And even if the physical threat to the city and an expected 50,000 visitors passes, convention planners will have to assess whether to tone down parties or cancel events out of respect to other communities dealing with the storm.
As of late Friday, Isaac was swirling with winds at 65 mph and was headed toward a collision with Hispaniola. Forecasting models show the storm moving off Cuba on Sunday. It’s expected to intensify before making landfall along the Gulf Coast coastline between Louisiana and Florida early Tuesday, according to the National Weather Service.
“If this stays even just a couple hundred miles offshore, the tropical storm-force winds still extend out, so the peninsula of Florida, in general and Tampa Bay — of course — they’re not out of the woods at all,” said Dennis Feltgen, a spokesman for the National Hurricane Center in Miami.
Many variables could affect the storm’s intensity and track.
It could sit over Cuba for an extended period of time, weakening. Or it could swing south of the island and gain strength over water.
Willie Puz, a spokesman for Hillsborough County, which includes Tampa, urged convention goers to be alert and keep an eye on the weather.
Local and federal officials have been planning for a year to prepare, he said. “There are plans in place. Everybody’s on board. We’re in close, coordinated cooperation,” he said. “This isn’t going to be a surprise. No one’s going to be left in the dark.”
His advice to delegates, members of the media and others making their way to Tampa this weekend? “Plan on coming down, having fun and having a great convention. But also, be mindful that it’s hurricane season in Florida. It’s everybody’s responsibility to do a little preparation.”
On the preparation list: raincoats and galoshes. Umbrellas won’t be allowed into the perimeter near the convention because of security concerns.

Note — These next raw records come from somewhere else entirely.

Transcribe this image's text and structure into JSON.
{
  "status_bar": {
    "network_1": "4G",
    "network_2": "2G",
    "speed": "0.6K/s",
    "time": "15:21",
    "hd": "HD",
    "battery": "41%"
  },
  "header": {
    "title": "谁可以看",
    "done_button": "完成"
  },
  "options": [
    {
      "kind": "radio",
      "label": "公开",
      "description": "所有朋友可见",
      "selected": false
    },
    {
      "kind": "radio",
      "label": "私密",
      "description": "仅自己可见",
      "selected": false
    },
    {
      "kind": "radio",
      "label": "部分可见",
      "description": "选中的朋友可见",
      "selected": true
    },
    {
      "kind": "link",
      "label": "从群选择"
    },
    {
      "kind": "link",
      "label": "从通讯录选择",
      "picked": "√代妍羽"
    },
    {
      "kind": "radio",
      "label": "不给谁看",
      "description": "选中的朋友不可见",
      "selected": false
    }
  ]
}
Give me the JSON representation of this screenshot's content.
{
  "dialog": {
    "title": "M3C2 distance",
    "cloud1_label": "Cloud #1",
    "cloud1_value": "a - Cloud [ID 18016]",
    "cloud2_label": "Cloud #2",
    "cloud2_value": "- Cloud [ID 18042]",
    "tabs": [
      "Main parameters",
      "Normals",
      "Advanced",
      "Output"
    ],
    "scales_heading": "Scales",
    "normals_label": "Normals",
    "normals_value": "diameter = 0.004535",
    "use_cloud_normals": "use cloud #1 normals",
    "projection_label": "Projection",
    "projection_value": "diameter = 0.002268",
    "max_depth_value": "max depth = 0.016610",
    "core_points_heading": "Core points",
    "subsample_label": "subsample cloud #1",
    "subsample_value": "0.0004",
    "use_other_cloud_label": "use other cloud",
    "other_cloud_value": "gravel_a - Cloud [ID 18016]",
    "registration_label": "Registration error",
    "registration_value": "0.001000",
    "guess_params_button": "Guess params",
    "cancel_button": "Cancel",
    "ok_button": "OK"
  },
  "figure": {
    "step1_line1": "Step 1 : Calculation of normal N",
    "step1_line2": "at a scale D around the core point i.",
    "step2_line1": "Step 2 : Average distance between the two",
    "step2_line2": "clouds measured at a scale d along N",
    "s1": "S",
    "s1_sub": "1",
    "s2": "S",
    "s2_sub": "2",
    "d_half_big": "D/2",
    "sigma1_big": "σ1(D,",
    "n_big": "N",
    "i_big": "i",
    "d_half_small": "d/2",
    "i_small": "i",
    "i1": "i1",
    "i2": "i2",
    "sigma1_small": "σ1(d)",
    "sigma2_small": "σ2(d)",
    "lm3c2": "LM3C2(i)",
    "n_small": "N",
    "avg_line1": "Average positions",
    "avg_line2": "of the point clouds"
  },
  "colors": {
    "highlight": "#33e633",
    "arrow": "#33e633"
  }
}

At a rally in Commerce, Mich., on Friday, Mitt Romney joked that the weather “may be a little iffy” for the convention. But he quickly transitioned: “We’re going to be there, and we’re not just going to talk about platitudes, not gonna talk about small things. We’re going to talk about these big challenges and how we’re going to overcome them.”
But party officials are still watching the storm’s track closely.
Four years ago, organizers of the Republican National Convention in Minneapolis significantly scaled back activities for a day out of respect for those suffering the effects of Hurricane Gustav.
Dan Stillman contributed to this report.